Let us come back to the reality. Before the election, the commitment of the now Prime Minister—who at that time was the Leader of the Opposition—to the Australian people was that he was going to create a million jobs. What is the reality with unemployment at this point in time?

I am going to use the government's own budget to outline what the current system will be. This government budget as released this week confirms that unemployment will be higher and stay higher as a result of the budget.

Despite all the rhetoric we hear, the budget forecasts unemployment to reach 6.5 per cent—

Mr Husic:  Higher than the GFC.
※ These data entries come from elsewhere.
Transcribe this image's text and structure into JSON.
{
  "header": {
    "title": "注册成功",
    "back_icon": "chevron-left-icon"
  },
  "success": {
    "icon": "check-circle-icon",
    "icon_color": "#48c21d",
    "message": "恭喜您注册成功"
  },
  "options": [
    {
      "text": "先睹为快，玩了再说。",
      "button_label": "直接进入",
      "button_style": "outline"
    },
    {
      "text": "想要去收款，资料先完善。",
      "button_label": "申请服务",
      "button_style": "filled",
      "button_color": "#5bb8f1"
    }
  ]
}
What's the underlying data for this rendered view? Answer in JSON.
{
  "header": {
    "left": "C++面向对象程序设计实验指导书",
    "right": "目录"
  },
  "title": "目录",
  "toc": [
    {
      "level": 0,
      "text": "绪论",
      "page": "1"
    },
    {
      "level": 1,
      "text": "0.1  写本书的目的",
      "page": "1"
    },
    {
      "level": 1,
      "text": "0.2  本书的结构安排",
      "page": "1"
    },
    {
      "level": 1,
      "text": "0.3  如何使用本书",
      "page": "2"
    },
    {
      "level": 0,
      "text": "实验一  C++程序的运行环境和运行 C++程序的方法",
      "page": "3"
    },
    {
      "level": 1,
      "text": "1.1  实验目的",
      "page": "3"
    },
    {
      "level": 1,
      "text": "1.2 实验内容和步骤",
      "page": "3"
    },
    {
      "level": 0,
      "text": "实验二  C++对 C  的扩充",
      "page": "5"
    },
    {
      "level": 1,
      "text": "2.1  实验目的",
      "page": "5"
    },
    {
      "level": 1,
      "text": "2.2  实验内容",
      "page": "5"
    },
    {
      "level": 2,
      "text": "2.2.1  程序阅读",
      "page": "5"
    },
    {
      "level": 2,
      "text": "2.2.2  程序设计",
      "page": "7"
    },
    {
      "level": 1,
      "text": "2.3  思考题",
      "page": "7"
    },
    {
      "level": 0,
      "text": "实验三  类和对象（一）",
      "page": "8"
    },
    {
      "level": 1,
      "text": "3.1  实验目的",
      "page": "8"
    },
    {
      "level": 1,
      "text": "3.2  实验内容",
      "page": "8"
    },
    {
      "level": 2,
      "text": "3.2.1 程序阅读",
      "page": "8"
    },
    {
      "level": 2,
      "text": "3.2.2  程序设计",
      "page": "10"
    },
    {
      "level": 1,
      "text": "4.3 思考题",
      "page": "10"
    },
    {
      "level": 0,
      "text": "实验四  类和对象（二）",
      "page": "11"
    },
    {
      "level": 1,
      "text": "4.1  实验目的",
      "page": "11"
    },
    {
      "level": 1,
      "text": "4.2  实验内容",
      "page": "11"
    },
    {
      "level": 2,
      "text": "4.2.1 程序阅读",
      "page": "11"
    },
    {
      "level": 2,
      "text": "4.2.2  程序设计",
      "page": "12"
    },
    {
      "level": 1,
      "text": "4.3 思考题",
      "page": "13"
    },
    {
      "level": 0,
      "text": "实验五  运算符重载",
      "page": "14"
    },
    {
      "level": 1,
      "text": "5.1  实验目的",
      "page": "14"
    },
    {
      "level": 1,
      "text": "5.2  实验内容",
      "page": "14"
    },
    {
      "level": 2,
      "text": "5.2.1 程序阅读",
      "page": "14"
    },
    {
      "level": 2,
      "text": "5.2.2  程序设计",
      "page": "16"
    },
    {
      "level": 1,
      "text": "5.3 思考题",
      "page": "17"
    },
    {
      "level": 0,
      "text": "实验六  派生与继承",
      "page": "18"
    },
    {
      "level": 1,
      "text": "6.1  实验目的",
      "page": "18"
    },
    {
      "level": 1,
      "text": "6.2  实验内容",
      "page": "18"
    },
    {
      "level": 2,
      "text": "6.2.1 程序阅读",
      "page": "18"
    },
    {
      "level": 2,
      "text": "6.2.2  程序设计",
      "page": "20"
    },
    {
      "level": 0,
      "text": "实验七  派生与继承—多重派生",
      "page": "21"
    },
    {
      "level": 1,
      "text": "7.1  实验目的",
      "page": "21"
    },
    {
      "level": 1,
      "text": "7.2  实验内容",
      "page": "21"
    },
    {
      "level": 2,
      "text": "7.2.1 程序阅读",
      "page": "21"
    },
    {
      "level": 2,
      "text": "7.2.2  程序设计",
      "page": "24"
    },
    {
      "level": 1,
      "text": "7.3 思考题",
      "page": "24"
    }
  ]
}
Ms BIRD: higher than the global financial crisis, which those opposite like to pretend never happened—in fact, the highest unemployment rate in 14 years. The budget does not have a plan to address that for the long term. In areas across the nation like mine and the member for Chifley's there is an ongoing deep concern about endemic unemployment, particularly for our young people. In fact, it was a topic of the OECD and a major focus for the OECD. What we need to see happen, and it has been told to the government time and time again—it was told to us in government and we responded with a significant investment in both skills and infrastructure—is investment in knowledge, skills and the tools with which to utilise them to ensure the growth of new jobs and the ability of people to take up the emerging jobs of the future. We have not seen that in this budget.

I want to deal with my own shadow portfolio of vocational education and skills. If you look at what the budget says about this, it confirms that there is a massive 20 per cent cut over the forward estimates in skills funding. That is the reality—a 20 per cent cut. It has totally failed to make any new announcements about investments in skills and training. This abject failure to act comes on the back of last year's budget, where they cut $2 billion out of the portfolio.

Of particular concern in a debate about jobs and in particular when someone claims they are the Prime Minister for 'Tony's tradies', they cut $1 billion out of apprenticeships and traineeships. Not a single dollar of that has gone back, nor is there a single new initiative in this budget for apprentices and trainees. It seems it is all right to love the current generation of tradies, but heaven forbid you actually invest in the next generation of them.

What we actually saw put in place was the abolition of a whole range of programs that were there— (Time expired)